Things I (Don’t) Like About Continuous Delivery – LondonCD meetup June 2017

This is part 4 of a 4-part series of articles based on discussions at the LondonCD meetup group on 12 June 2017. The other posts are linked at the end of this article.

Our 4th Open Space discussion challenged people to identify the things that they don’t like about the Continuous Delivery book: things that don’t work in practice, things that are plain wrong, etc. – a slightly cheeky session!

tl;dr: Jez Humble and Dave Farley – authors of Continuous Delivery – did not get anything wrong in their book but they “did not say enough” about the culture/people aspect of Continuous Delivery. People and culture are tricky – who knew?! 🙂

Continue reading

DevOps Questions from Unicom DevOps Summit Feb 2014

At the Unicom DevOps Summit event in London on February 28th 2014 we experimented with some extra audience/attendee participation by asking for questions on record cards and encouraged people to ‘dot-vote‘ on the questions most interesting to them. There were some good questions, but unfortunately we did not get chance to discuss many of them, so here are all the questions from the card board, along with some very brief attempts at answers.

  • Should security be a part of DevOps?
  • To what extent and how do you insist on standardisation for multiple Scrum + ‘DevOps’ teams with no separate Operations team?
  • What’s the likely process flow of / disruptions to / duration of DevOps adoption?
  • Where does ‘Operations’ sit in the ITIL model? All over the place? e.g. Service Transition?
  • How about some example scenarios? Tangible comparison points would be useful.
  • Where does DevOps start and finish (from a process perspective)?
  • Is DevOps just a job title?
  • Is co-location of resource necessary for successful DevOps?
  • How essential is cloud technology to DevOps?
  • How will the announcement that ThoughtWorks are ‘open sourcing’ their Go DevOps product affect other vendor products? Why pay for other products?
  • There are a lot of open source DevOps/release/orchestration tools – is anyone using (or know about) the Windows equivalent?
  • How do you overcome developer resistance to writing Run Book docs? Are the processes to drive adoption? Is it a sackable offence?

Continue reading

Continuous Delivery Workshop with Neal Ford (@neal4d) – a Retrospective

I attended a workshop at DevWeek 2012 led by Neal Ford (@neal4d) on Continuous Delivery (CD). The day was excellent – Neal is a really engaging presenter – and I took copious notes, even though I’d already read most of the CD book. Fifteen months later, I thought it would be interesting to see how my notes from Neal’s workshop compared with my experience of Continuous Delivery, both within my job at thetrainline.com, and also in conversations with other people, particularly the good folks in the London Continuous Delivery meetup group.

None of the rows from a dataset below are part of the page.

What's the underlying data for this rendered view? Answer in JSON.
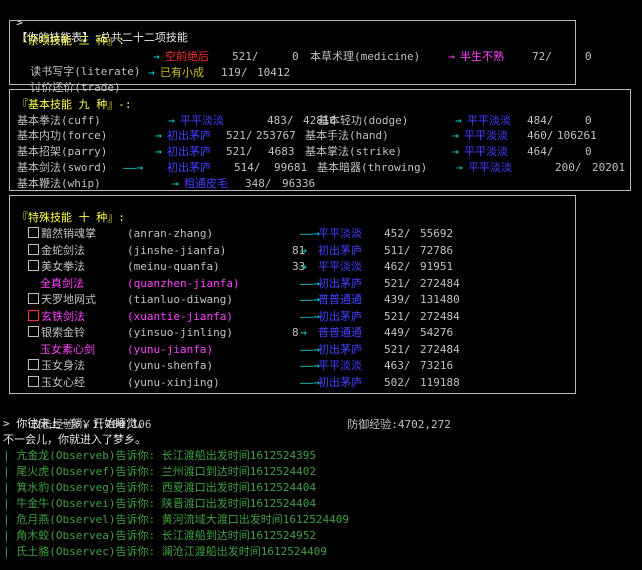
{
  "header": {
    "prompt": ">",
    "title": "【你的技能表】:",
    "summary": "总共二十二项技能"
  },
  "misc": {
    "heading": "『杂项技能 三 种』:",
    "rows": [
      {
        "name": "读书写字(literate)",
        "level": "空前绝后",
        "num": "521/",
        "exp": "0",
        "name2": "本草术理(medicine)",
        "level2": "半生不熟",
        "num2": "72/",
        "exp2": "0"
      },
      {
        "name": "讨价还价(trade)",
        "level": "已有小成",
        "num": "119/",
        "exp": "10412"
      }
    ]
  },
  "basic": {
    "heading": "『基本技能 九 种』-:",
    "rows": [
      {
        "name": "基本拳法(cuff)",
        "level": "平平淡淡",
        "num": "483/",
        "exp": "42816",
        "name2": "基本轻功(dodge)",
        "level2": "平平淡淡",
        "num2": "484/",
        "exp2": "0"
      },
      {
        "name": "基本内功(force)",
        "level": "初出茅庐",
        "num": "521/",
        "exp": "253767",
        "name2": "基本手法(hand)",
        "level2": "平平淡淡",
        "num2": "460/",
        "exp2": "106261"
      },
      {
        "name": "基本招架(parry)",
        "level": "初出茅庐",
        "num": "521/",
        "exp": "4683",
        "name2": "基本掌法(strike)",
        "level2": "平平淡淡",
        "num2": "464/",
        "exp2": "0"
      },
      {
        "name": "基本剑法(sword)",
        "level": "初出茅庐",
        "num": "514/",
        "exp": "99681",
        "name2": "基本暗器(throwing)",
        "level2": "平平淡淡",
        "num2": "200/",
        "exp2": "20201"
      },
      {
        "name": "基本鞭法(whip)",
        "level": "粗通皮毛",
        "num": "348/",
        "exp": "96336"
      }
    ]
  },
  "special": {
    "heading": "『特殊技能 十 种』:",
    "rows": [
      {
        "name": "黯然销魂掌",
        "id": "(anran-zhang)",
        "pre": "",
        "level": "平平淡淡",
        "num": "452/",
        "exp": "55692",
        "color": "gry",
        "box": true
      },
      {
        "name": "金蛇剑法",
        "id": "(jinshe-jianfa)",
        "pre": "81",
        "level": "初出茅庐",
        "num": "511/",
        "exp": "72786",
        "color": "gry",
        "box": true
      },
      {
        "name": "美女拳法",
        "id": "(meinu-quanfa)",
        "pre": "33",
        "level": "平平淡淡",
        "num": "462/",
        "exp": "91951",
        "color": "gry",
        "box": true
      },
      {
        "name": "全真剑法",
        "id": "(quanzhen-jianfa)",
        "pre": "",
        "level": "初出茅庐",
        "num": "521/",
        "exp": "272484",
        "color": "mag",
        "box": false
      },
      {
        "name": "天罗地网式",
        "id": "(tianluo-diwang)",
        "pre": "",
        "level": "普普通通",
        "num": "439/",
        "exp": "131480",
        "color": "gry",
        "box": true
      },
      {
        "name": "玄铁剑法",
        "id": "(xuantie-jianfa)",
        "pre": "",
        "level": "初出茅庐",
        "num": "521/",
        "exp": "272484",
        "color": "mag",
        "box": true
      },
      {
        "name": "银索金铃",
        "id": "(yinsuo-jinling)",
        "pre": "8",
        "level": "普普通通",
        "num": "449/",
        "exp": "54276",
        "color": "gry",
        "box": true
      },
      {
        "name": "玉女素心剑",
        "id": "(yunu-jianfa)",
        "pre": "",
        "level": "初出茅庐",
        "num": "521/",
        "exp": "272484",
        "color": "mag",
        "box": false
      },
      {
        "name": "玉女身法",
        "id": "(yunu-shenfa)",
        "pre": "",
        "level": "平平淡淡",
        "num": "463/",
        "exp": "73216",
        "color": "gry",
        "box": true
      },
      {
        "name": "玉女心经",
        "id": "(yunu-xinjing)",
        "pre": "",
        "level": "初出茅庐",
        "num": "502/",
        "exp": "119188",
        "color": "gry",
        "box": true
      }
    ]
  },
  "stats": {
    "attack_label": "攻击经验:",
    "attack": "￥1,700,106",
    "defense_label": "防御经验:",
    "defense": "4702,272"
  },
  "log": [
    {
      "text": "> 你往床上一躺，开始睡觉。",
      "color": "wht"
    },
    {
      "text": "不一会儿，你就进入了梦乡。",
      "color": "wht"
    },
    {
      "text": "| 亢金龙(Observeb)告诉你: 长江渡船出发时间1612524395",
      "color": "dgrn"
    },
    {
      "text": "| 尾火虎(Observef)告诉你: 兰州渡口到达时间1612524402",
      "color": "dgrn"
    },
    {
      "text": "| 箕水豹(Observeg)告诉你: 西夏渡口出发时间1612524404",
      "color": "dgrn"
    },
    {
      "text": "| 牛金牛(Observei)告诉你: 陕晋渡口出发时间1612524404",
      "color": "dgrn"
    },
    {
      "text": "| 危月燕(Observel)告诉你: 黄河流域大渡口出发时间1612524409",
      "color": "dgrn"
    },
    {
      "text": "| 角木蛟(Observea)告诉你: 长江渡船到达时间1612524952",
      "color": "dgrn"
    },
    {
      "text": "| 氐土貉(Observec)告诉你: 澜沧江渡船出发时间1612524409",
      "color": "dgrn"
    }
  ]
}
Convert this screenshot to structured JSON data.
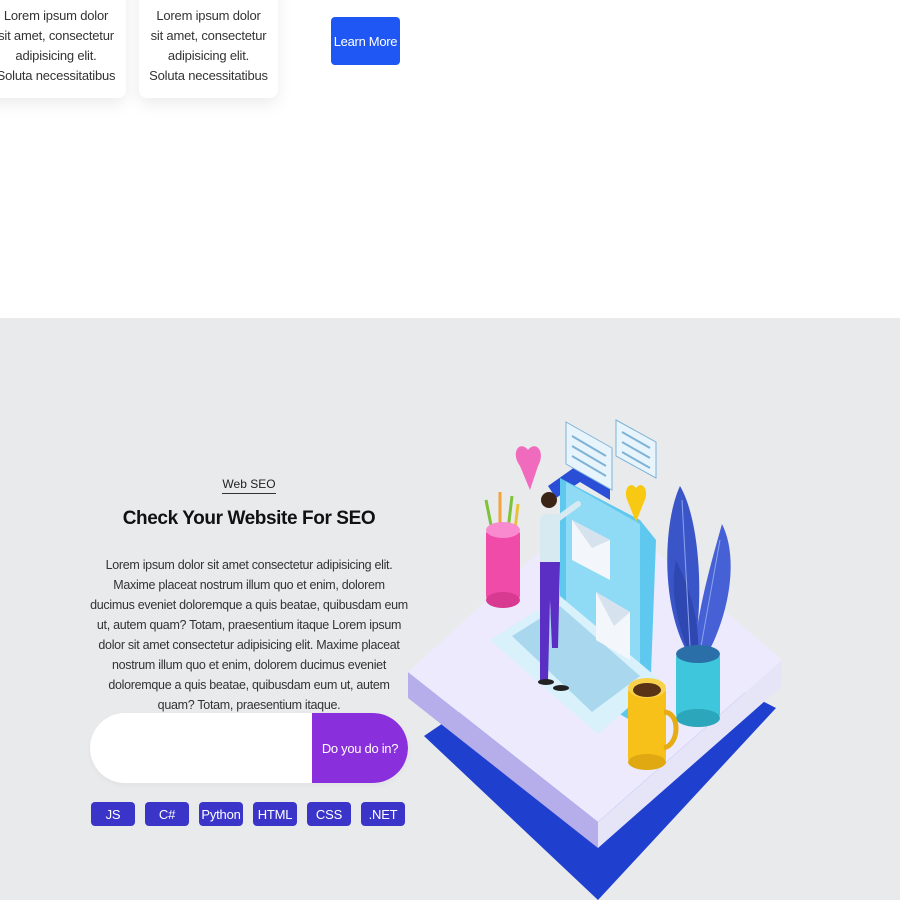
{
  "cards": [
    {
      "text": "Lorem ipsum dolor sit amet, consectetur adipisicing elit. Soluta necessitatibus"
    },
    {
      "text": "Lorem ipsum dolor sit amet, consectetur adipisicing elit. Soluta necessitatibus"
    }
  ],
  "learn_more": {
    "label": "Learn More"
  },
  "seo": {
    "kicker": "Web SEO",
    "heading": "Check Your Website For SEO",
    "paragraph": "Lorem ipsum dolor sit amet consectetur adipisicing elit. Maxime placeat nostrum illum quo et enim, dolorem ducimus eveniet doloremque a quis beatae, quibusdam eum ut, autem quam? Totam, praesentium itaque Lorem ipsum dolor sit amet consectetur adipisicing elit. Maxime placeat nostrum illum quo et enim, dolorem ducimus eveniet doloremque a quis beatae, quibusdam eum ut, autem quam? Totam, praesentium itaque.",
    "search": {
      "value": "",
      "placeholder": "",
      "button_label": "Do you do in?"
    },
    "tags": [
      "JS",
      "C#",
      "Python",
      "HTML",
      "CSS",
      ".NET"
    ]
  },
  "colors": {
    "primary_blue": "#1f57f5",
    "accent_purple": "#8a2fdc",
    "tag_indigo": "#3a35c8",
    "section_bg": "#e9eaec"
  },
  "illustration": {
    "icon": "seo-isometric-illustration-icon"
  }
}
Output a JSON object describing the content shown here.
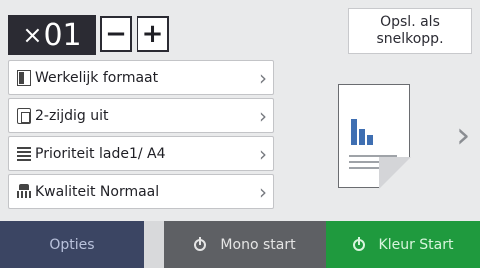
{
  "copy_counter": {
    "prefix": "×",
    "value": "01"
  },
  "steppers": {
    "minus": "−",
    "plus": "+"
  },
  "shortcut": {
    "line1": "Opsl. als",
    "line2": "snelkopp."
  },
  "settings": [
    {
      "label": "Werkelijk formaat",
      "icon": "page-size-icon"
    },
    {
      "label": "2-zijdig uit",
      "icon": "duplex-icon"
    },
    {
      "label": "Prioriteit lade1/ A4",
      "icon": "tray-icon"
    },
    {
      "label": "Kwaliteit Normaal",
      "icon": "quality-icon"
    }
  ],
  "chevron": "›",
  "next_arrow": "›",
  "bottom_bar": {
    "options": "Opties",
    "mono_start": "Mono start",
    "color_start": "Kleur Start"
  },
  "colors": {
    "counter_bg": "#2b2b33",
    "options_bg": "#3b4563",
    "mono_bg": "#5e6064",
    "color_bg": "#1f9a3e"
  }
}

The tl;dr version: go attend one of Neal’s excellent CD workshops, but be prepared for the challenges with Continuous Delivery to be much more social/organisational than technical. Continue reading

Summary of DevOps Summit London 2013

Here is a video interview I gave summarizing some of the main themes and discussions which came out of the DevOps Summit on May 23rd in London: a shared goal for development and operations; anti-fragility as a way for DevOps and ITIL to complement each other; surface the quality of the software for all to see; tools can produce a step change in behavior for the better; and use the theory of constraints to focus improvements.

Continue reading

Tutorial – How to build your own website using HTML and WordPress

I have published a set of workshop notes on Github called Build Your Own Website – A Beginner’s Guide, covering the basics of HTML and WordPress-driven websites. I gave the workshop at a recent Engineering Day event at thetrainline.com, where the audience was largely non-engineers from marketing/finance/HR etc., and it was interesting and useful to return to the first principles of HTML in ways accessible to novices.

Continue reading

What Makes an Effective Build and Deployment Radiator Screen?

Build screens (or build monitors, or information radiators) are an important tool in helping to achieve Continuous Integration and in trapping errors early. When the number of build jobs becomes large, it can be tempting to hide ‘successful’ jobs to save space, but we found this to cause problems. I realised that people need to know the context for the red jobs if they are to take prompt action to fix failing builds, so it’s important to represent the full state of all builds by showing green jobs too.

Continue reading

How HTTPbis changes HTTP caching, and why CDNs are not always the answer

HTTP caching is a key part of what makes the web usable, and draft standards like HTTPbis add further refinements to the existing HTTP/1.1 caching features. At WebPerfDays 2012, Mark Nottingham (@mnot) and Josh Bixby (@joshuabixby) gave some useful tips on how we can tune our web applications to take advantage of the existing and forthcoming HTTP cache features.

Continue reading